─── Data records

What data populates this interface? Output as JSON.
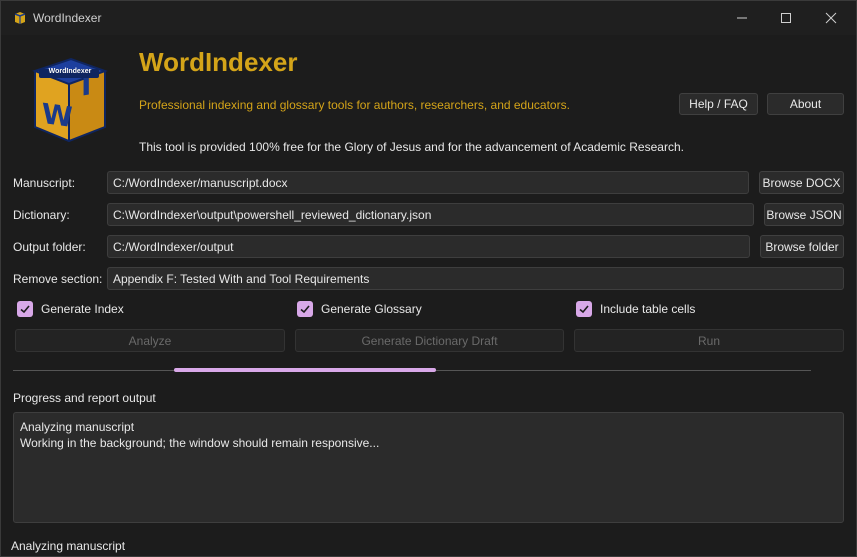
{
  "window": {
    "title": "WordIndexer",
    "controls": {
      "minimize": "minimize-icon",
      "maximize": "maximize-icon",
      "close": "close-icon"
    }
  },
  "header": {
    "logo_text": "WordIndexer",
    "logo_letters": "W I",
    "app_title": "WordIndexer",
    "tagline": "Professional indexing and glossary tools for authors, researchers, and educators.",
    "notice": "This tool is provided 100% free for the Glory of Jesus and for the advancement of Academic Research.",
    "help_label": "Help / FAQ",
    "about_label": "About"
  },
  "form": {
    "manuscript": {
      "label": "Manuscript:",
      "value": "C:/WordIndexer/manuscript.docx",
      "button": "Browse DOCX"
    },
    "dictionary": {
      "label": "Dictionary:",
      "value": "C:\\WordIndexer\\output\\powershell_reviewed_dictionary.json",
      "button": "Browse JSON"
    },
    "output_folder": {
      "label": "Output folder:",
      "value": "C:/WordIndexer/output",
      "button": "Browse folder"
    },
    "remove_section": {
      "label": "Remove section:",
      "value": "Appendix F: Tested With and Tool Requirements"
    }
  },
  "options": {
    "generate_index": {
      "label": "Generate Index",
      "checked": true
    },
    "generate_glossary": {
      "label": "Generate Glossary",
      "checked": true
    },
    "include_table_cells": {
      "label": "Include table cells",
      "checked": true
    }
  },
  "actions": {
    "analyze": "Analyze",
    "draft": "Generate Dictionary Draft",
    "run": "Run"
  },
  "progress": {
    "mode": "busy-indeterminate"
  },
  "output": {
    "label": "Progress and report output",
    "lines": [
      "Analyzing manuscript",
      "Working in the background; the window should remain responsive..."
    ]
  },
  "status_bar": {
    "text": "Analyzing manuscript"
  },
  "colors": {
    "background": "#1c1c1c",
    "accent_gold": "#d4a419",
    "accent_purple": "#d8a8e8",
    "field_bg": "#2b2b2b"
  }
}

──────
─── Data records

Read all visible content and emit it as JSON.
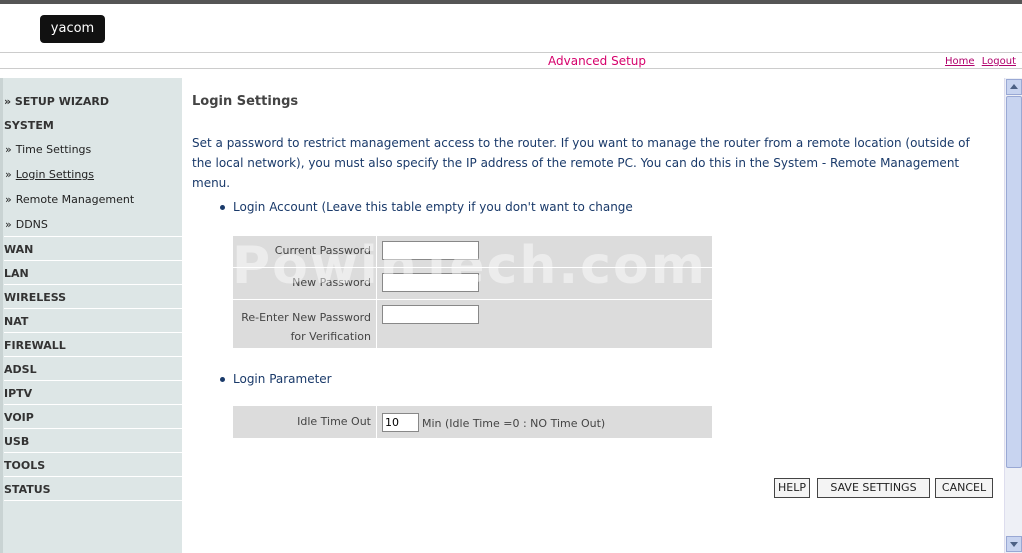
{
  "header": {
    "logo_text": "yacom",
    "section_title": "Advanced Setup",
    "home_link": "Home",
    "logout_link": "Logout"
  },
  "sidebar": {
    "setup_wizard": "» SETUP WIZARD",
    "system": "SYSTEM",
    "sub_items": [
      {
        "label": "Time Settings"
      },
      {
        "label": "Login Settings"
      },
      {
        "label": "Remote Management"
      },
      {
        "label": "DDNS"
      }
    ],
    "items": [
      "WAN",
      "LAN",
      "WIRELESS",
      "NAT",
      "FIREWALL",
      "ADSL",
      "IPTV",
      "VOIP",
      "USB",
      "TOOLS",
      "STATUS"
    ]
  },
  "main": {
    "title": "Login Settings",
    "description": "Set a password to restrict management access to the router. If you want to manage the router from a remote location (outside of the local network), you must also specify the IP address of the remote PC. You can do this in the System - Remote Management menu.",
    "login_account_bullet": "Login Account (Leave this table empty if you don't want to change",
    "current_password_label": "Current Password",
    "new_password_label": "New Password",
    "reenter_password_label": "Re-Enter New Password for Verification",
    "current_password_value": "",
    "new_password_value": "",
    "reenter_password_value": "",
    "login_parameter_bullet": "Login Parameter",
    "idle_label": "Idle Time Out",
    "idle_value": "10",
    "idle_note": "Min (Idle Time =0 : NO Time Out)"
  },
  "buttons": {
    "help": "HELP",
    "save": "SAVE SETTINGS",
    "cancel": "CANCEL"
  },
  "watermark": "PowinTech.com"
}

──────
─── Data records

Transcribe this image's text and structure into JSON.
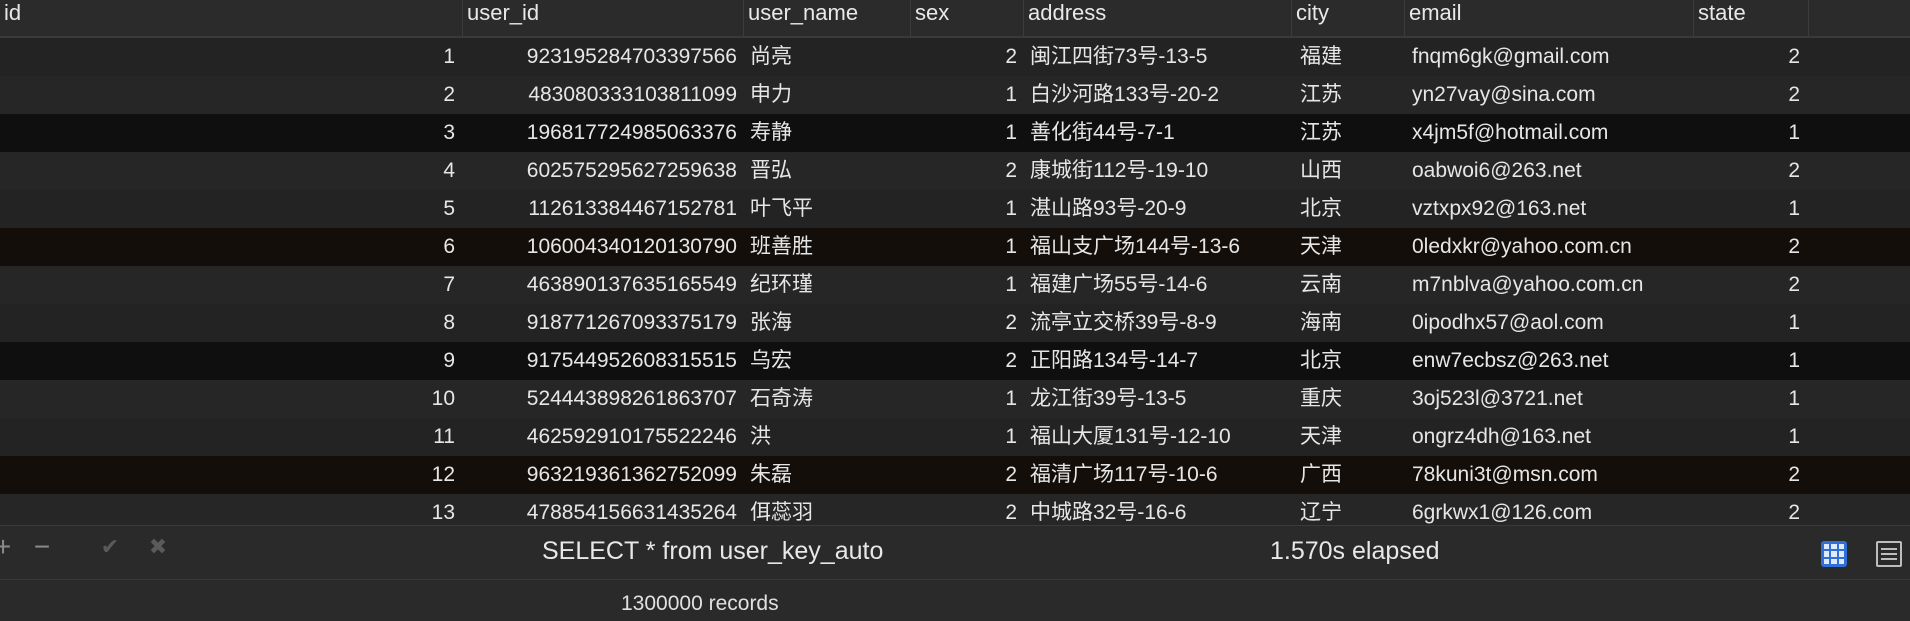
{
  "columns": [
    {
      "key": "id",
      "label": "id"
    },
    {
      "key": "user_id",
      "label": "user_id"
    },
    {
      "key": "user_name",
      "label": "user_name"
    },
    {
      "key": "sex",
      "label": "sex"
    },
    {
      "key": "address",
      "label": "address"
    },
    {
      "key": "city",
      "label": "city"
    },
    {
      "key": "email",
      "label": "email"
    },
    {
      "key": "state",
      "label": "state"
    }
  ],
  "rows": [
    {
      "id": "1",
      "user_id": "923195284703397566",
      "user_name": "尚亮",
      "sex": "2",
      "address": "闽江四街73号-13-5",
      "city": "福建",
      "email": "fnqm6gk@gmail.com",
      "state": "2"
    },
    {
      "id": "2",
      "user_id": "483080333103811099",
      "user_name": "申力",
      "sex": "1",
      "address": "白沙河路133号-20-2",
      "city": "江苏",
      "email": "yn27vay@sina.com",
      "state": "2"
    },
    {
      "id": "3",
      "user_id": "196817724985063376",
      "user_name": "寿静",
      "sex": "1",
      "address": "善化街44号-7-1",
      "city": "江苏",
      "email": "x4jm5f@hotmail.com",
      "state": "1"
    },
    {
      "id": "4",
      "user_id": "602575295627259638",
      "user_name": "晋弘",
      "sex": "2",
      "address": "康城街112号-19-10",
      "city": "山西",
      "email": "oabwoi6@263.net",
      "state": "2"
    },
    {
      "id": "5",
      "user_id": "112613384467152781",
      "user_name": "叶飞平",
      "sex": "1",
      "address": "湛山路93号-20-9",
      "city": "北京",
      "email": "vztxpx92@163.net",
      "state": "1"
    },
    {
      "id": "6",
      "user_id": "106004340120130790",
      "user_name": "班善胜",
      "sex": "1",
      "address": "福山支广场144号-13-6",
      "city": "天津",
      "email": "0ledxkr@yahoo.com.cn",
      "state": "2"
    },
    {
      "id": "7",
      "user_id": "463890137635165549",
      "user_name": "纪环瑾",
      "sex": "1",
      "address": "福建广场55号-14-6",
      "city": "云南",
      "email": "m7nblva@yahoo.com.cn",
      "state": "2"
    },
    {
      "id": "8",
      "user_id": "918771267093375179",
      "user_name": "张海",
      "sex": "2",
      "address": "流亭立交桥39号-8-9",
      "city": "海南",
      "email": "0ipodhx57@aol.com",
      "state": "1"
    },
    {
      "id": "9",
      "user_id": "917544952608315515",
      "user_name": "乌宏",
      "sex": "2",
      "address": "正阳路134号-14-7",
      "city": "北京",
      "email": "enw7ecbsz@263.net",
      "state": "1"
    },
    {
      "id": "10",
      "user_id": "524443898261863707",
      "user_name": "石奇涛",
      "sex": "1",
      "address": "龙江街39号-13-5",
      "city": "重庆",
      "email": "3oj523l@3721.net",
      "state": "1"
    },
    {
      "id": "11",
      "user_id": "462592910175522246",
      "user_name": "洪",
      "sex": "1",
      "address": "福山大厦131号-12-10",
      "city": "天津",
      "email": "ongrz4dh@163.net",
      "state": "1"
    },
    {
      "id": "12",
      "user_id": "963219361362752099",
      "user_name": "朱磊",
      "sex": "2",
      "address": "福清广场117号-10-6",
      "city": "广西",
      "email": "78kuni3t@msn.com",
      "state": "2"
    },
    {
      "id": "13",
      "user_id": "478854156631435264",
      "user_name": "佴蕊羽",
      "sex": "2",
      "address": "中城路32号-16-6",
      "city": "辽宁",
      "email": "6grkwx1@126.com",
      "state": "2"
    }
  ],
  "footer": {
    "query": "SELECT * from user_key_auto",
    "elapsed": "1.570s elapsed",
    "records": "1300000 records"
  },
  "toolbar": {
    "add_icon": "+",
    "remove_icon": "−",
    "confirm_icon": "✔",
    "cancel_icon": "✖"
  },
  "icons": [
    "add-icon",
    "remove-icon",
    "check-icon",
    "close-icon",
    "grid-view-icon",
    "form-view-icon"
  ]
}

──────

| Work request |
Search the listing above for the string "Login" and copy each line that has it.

| Answer box |
        "label": "Login Settings"
    "title": "Login Settings",
    "login_account_bullet": "Login Account (Leave this table empty if you don't want to change",
    "login_parameter_bullet": "Login Parameter",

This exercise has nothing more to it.